To expand on Flexo's answer, let's take a closer look at what the specific suggested edit actually changed:
It added backticks around the words "Service", "Court" and "Machine" in this sentence:
I have abstract class (Service) with two derived classes (Court and Machine).
These words are (presumably) class names, which are a bit of a borderline case: some users like to always mark them up as code, others prefer to leave them unformatted when they appear merely as names in prose, and not as part of an actual code fragment. Personally, I'd normally respect the original author's choice and not edit them either way, nor would I approve an edit that only added (or removed) backticks around class names. Still, if the rest of the edit was good, I also wouldn't reject just because of a detail like this.
(The edit also removed the parentheses, which is another stylistic choice. To me, the sentence seems readable with or without them, which again means that I would not personally edit them, but I also wouldn't reject an otherwise good edit just for doing so.)

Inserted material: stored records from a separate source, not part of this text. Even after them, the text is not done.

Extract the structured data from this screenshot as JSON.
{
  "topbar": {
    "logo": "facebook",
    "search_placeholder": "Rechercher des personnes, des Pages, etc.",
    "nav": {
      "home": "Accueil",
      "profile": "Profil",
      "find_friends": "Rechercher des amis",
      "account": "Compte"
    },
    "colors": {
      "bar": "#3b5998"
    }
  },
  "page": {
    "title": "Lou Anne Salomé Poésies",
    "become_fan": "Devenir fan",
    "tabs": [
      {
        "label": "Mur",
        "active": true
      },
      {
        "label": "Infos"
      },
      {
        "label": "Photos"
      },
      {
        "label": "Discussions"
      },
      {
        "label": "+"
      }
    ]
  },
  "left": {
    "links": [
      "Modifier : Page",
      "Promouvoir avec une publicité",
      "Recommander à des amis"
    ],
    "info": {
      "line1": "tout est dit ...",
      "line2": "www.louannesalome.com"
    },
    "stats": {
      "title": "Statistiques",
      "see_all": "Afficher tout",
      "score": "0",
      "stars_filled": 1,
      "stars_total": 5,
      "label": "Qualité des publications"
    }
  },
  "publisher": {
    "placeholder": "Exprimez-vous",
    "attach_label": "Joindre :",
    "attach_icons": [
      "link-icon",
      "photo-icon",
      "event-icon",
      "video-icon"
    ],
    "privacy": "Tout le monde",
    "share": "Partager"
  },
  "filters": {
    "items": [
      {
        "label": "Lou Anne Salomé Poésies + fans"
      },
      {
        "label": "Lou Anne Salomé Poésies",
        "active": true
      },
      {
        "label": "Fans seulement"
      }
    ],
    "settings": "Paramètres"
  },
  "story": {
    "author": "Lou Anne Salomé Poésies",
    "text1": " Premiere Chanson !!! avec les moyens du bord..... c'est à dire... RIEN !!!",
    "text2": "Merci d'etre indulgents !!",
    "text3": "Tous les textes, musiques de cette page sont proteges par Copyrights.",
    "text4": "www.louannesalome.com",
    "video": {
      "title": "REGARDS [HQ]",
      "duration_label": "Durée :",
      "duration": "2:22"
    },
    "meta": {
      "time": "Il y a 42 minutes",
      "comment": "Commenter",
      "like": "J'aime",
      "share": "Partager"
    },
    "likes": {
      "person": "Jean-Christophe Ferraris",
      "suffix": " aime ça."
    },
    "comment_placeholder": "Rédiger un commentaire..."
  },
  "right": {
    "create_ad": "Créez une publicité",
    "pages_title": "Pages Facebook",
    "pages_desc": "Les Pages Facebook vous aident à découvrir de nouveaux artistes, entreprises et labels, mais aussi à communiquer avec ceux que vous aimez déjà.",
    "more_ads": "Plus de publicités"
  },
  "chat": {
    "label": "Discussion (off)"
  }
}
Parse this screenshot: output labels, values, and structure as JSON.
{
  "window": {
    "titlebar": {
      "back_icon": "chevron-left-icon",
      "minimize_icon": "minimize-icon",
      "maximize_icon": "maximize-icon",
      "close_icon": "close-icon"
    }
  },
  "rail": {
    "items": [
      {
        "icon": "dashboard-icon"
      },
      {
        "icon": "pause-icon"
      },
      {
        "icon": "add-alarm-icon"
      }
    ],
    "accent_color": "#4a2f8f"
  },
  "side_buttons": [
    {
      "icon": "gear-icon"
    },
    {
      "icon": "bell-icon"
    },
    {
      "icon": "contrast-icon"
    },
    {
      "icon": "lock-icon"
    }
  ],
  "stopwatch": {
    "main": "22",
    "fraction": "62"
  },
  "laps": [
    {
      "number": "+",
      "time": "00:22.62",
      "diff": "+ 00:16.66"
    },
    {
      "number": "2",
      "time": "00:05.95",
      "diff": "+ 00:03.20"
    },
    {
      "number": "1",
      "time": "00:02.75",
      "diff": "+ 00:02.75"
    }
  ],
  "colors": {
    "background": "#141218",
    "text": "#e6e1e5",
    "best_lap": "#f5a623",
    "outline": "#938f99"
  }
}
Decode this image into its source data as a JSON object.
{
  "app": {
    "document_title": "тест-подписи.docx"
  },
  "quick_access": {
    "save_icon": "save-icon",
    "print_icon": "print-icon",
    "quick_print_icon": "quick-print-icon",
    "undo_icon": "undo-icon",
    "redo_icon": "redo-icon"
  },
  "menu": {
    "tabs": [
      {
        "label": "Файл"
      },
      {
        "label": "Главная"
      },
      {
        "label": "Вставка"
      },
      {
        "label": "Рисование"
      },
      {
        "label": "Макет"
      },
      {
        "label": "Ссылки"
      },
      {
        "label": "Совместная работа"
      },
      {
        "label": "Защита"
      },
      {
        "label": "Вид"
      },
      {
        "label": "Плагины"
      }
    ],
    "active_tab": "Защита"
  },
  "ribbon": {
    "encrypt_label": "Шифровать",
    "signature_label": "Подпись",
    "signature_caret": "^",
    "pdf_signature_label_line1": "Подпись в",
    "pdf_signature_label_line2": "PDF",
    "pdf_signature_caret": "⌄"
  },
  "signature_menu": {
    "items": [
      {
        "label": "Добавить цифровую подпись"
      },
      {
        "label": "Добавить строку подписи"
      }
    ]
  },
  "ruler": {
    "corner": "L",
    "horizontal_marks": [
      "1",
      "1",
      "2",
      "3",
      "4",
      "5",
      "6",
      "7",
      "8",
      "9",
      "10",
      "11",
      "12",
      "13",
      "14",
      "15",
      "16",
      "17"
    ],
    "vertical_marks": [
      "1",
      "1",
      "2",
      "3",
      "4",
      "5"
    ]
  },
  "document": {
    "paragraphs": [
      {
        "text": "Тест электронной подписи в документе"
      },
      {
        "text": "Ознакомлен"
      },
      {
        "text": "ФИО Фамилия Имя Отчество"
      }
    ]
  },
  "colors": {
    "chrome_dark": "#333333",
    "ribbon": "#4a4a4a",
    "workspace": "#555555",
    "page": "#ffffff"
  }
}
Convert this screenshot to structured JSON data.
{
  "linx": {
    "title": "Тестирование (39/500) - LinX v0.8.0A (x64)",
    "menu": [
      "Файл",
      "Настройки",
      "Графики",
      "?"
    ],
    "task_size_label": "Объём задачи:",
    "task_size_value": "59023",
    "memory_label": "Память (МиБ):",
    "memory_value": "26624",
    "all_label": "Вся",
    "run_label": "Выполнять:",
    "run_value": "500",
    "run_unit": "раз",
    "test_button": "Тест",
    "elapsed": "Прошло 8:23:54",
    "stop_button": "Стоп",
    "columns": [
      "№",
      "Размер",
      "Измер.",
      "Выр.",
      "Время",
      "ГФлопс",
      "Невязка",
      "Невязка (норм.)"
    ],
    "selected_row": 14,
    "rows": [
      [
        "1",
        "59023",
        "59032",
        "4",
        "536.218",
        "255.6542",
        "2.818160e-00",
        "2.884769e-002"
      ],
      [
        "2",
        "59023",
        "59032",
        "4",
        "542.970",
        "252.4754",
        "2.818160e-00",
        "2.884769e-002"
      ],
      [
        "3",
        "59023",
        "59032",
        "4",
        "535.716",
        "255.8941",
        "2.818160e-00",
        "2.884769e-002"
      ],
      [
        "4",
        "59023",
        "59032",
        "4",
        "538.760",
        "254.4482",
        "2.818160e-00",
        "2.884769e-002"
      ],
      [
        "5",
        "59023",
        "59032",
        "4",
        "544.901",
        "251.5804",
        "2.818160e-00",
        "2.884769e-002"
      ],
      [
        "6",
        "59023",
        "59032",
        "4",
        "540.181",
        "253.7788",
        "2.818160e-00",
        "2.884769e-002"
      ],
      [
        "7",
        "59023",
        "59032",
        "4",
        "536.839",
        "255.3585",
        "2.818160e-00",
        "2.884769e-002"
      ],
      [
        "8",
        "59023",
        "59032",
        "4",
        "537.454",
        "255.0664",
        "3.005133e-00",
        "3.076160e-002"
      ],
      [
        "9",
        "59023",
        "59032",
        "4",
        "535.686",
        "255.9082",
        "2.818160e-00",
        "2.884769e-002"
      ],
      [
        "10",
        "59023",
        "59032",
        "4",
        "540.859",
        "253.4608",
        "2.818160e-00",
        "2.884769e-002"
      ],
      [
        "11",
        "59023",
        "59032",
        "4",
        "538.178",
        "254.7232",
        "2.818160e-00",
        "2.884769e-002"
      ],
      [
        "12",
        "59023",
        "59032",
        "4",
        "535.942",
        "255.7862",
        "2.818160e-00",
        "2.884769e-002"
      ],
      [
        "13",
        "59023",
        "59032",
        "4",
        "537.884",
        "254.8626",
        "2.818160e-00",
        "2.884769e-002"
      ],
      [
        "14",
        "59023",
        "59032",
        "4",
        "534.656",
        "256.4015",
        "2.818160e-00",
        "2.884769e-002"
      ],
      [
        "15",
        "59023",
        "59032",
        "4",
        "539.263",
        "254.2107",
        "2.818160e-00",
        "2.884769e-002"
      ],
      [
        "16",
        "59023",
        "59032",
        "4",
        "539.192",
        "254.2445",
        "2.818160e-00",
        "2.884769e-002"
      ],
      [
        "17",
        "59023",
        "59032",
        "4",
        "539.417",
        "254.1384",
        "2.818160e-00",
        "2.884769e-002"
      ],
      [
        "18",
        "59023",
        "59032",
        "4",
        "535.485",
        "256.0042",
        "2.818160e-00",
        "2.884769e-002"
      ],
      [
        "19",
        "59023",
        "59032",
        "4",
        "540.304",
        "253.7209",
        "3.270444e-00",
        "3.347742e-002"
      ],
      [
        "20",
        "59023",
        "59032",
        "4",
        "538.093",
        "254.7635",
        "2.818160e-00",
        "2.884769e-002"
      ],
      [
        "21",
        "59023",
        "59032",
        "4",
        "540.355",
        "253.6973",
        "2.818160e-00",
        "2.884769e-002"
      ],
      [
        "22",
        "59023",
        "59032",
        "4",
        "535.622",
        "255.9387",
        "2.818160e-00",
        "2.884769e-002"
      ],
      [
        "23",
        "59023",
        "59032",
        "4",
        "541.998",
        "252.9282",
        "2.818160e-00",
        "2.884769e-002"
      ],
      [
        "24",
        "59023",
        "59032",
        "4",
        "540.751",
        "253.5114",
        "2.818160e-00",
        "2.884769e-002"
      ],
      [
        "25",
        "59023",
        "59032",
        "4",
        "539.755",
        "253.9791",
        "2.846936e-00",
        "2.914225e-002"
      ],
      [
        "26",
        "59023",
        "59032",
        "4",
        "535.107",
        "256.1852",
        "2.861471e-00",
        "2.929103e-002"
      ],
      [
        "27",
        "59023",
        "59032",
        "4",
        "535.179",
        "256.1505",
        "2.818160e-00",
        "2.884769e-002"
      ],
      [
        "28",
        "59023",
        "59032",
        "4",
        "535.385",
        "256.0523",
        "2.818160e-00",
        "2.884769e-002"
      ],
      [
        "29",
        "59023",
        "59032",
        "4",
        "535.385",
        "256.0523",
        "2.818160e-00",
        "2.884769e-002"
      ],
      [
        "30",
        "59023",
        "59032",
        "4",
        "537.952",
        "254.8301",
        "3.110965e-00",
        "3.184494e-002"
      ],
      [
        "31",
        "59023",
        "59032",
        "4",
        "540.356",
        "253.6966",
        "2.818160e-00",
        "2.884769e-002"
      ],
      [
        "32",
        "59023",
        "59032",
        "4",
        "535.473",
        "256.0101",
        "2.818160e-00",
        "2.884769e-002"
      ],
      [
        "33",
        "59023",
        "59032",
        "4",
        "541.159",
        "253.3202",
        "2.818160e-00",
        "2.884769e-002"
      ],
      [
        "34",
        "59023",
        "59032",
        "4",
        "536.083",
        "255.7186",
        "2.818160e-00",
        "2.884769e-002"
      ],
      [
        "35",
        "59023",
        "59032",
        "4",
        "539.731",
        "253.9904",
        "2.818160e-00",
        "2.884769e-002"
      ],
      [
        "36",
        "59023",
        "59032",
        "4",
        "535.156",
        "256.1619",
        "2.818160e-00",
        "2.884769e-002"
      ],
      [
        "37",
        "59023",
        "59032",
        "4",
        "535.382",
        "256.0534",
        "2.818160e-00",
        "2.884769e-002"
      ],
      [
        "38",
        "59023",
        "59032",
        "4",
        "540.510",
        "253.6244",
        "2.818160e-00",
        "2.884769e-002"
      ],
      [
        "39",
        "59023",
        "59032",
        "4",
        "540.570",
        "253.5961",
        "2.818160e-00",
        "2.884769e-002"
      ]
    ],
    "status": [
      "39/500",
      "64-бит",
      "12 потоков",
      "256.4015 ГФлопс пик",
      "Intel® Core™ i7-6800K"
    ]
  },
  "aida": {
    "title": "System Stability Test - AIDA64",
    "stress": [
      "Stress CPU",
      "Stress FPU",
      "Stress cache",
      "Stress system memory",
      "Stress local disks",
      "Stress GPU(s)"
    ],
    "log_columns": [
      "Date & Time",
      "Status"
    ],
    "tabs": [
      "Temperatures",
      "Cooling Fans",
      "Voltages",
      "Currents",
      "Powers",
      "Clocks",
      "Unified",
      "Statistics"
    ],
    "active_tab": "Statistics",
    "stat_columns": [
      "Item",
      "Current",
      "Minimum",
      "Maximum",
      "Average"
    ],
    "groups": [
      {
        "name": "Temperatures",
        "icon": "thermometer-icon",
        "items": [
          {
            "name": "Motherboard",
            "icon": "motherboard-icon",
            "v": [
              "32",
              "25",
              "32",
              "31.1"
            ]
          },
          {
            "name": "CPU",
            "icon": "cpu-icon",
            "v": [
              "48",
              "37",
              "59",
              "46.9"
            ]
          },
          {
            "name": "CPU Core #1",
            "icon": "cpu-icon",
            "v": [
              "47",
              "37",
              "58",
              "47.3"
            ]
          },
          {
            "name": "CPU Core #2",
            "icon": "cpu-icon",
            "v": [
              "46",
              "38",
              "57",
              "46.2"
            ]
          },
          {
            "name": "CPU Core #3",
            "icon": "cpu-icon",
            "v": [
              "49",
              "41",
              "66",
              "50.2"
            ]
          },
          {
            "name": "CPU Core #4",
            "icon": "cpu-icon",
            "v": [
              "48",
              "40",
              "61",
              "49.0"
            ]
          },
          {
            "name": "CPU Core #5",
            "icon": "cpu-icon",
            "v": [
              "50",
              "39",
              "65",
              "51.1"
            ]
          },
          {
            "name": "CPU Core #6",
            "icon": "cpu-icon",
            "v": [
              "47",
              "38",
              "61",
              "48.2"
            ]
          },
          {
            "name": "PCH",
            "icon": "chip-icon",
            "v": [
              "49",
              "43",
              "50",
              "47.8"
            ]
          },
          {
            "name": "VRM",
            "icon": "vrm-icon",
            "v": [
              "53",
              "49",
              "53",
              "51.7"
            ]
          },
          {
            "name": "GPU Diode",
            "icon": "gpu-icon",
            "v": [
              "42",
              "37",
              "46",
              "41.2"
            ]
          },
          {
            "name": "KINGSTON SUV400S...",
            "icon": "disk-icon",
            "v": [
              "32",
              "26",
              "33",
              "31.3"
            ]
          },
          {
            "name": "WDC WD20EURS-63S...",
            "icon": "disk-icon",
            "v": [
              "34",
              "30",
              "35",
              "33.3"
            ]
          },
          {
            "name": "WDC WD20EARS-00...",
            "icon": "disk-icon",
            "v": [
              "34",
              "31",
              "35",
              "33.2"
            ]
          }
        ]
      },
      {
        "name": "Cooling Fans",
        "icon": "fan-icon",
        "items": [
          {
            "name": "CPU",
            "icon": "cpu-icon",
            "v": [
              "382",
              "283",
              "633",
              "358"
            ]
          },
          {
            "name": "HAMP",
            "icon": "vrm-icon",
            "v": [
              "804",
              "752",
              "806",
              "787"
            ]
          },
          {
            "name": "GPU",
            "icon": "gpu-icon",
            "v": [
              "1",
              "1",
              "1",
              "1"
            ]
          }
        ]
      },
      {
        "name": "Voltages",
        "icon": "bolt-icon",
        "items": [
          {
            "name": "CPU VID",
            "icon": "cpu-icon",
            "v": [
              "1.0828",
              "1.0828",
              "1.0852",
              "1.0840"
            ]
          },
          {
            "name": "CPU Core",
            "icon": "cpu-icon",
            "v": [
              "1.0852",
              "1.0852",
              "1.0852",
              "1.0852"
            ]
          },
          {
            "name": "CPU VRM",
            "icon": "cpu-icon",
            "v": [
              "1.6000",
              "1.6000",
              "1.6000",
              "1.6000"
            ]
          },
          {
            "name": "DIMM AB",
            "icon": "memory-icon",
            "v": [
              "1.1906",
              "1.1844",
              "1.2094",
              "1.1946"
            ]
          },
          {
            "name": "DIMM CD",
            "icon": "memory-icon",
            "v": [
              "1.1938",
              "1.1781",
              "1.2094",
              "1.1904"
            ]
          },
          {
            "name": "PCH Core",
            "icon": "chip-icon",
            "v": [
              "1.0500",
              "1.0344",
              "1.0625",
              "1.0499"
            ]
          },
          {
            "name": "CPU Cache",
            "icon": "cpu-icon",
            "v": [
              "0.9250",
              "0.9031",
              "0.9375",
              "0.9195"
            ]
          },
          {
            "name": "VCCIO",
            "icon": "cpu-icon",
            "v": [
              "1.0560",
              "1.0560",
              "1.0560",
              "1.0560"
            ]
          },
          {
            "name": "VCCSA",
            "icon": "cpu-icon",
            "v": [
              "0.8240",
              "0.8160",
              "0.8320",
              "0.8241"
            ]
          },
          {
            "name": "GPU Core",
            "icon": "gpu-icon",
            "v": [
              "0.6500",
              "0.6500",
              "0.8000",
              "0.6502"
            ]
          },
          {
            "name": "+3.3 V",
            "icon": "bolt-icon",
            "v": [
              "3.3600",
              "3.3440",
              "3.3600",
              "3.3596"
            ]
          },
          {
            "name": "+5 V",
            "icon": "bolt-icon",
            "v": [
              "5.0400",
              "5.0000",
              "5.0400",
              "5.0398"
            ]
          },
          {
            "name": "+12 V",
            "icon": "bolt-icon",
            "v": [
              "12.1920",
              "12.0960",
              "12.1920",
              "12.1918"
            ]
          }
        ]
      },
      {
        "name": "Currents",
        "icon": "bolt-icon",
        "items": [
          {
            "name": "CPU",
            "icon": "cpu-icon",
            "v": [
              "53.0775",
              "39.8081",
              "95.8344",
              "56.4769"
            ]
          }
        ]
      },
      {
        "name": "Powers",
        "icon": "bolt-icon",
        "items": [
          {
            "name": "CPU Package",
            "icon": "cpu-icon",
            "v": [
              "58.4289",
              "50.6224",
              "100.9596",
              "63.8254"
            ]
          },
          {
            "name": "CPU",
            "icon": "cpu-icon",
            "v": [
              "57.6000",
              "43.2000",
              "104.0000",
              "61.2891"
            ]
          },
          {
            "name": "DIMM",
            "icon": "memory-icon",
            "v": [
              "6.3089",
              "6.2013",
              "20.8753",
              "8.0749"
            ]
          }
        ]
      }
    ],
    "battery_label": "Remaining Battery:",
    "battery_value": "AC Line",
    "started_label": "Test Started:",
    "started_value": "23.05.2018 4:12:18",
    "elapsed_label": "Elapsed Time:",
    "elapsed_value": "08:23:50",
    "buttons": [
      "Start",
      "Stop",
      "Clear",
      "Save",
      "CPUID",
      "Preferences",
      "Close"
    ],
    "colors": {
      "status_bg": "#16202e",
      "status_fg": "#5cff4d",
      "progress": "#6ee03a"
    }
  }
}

It added backticks around "a pointer array of Service" in:
I also have a pointer array of Service, and [...]
This is unquestionably wrong. The phrase "a pointer array of Service" is not code, at least not in any programming language I know of, but merely a prose description of a data structure. Just adding backticks around the class name "Service" might have been valid (and certainly should have been done for consistency, if the earlier mentions of class names were also backticked), but there's no excuse (other than ignorance or inattentiveness, that is) for marking up "a pointer array" as code.
It added backticks around "if" in:
I'm using an if.
This is the only part of the edit that I would consider (marginally) useful, because without code markup, the keyword
if looks confusingly like the English conjunction "if", making the sentence potentially difficult to parse. Granted, in this particular case, the meaning seems clear enough even without the backticks.
It replaced quotes with backticks around "segmentation fault" in:
I receive a "segmentation fault" and [...]
If you consider the quotes around "segmentation fault" to imply that it's a direct quotation of an error message, then this change might almost be considered valid: one of the valid uses for code markup is for verbatim program output, especially if it contains actual code fragments (like error messages often do) or otherwise is formatted in a way that makes it more readable in a monospace font (and/or as a preformatted text block).
Still, in the particular case, I don't think that reasoning applies. Not only is "segmentation fault" a perfectly valid phrase in English prose text, describing a certain type of runtime error, but even if it was a direct quote, it still doesn't contain any embedded code or anything else that would benefit from the monospace styling.
It's also worth briefly noting a few things that the edit did not do:
- It didn't add the missing indefinite article into "I have abstract class [...]".
- It didn't capitalize (or, for that matter, add consistent backticks to) the class names in "both court and machine".
- It didn't fix the run-on sentence by (e.g.) replacing the comma after "machine" [sic] with a full stop. (In this case, the comma is clearly wrong both grammatically and stylistically.)
- It also didn't fix the run-on sentence in the next paragraph (e.g.) by replacing the "and" after "segmentation fault" with a full stop. (This is a more borderline case, since the original is at least grammatically valid, but I'd still consider a sentence break here a significant improvement.)
In short, the edit did (almost) nothing to improve the post, while the changes it did do were either actively harmful (backticking "a pointer array of Service") or were (at best) neutral style changes that disagreed with the original author's perfectly valid stylistic choices. In other words, the edit as a whole was slightly harmful, and mostly useless, with no real redeeming features.
You might legitimately disagree with some of this, if you're one of those people who strongly prefers to see class names marked as code. Even then, though, the suggested edit is at best incomplete, and partly just plain wrong. I could see picking the "Edit" option in review (as Josh KG eventually did, although their further edit really didn't improve things much at all) and fixing the remaining issues with the post, but certainly not accepting the suggested edit as is.
Also, even if you really, really like to use backticks for class names, it's important to note that others do disagree, and that for such legitimately controversial style choices, it's generally best to avoid needless editing and to respect the original author's choice even if it doesn't match your own personal preference.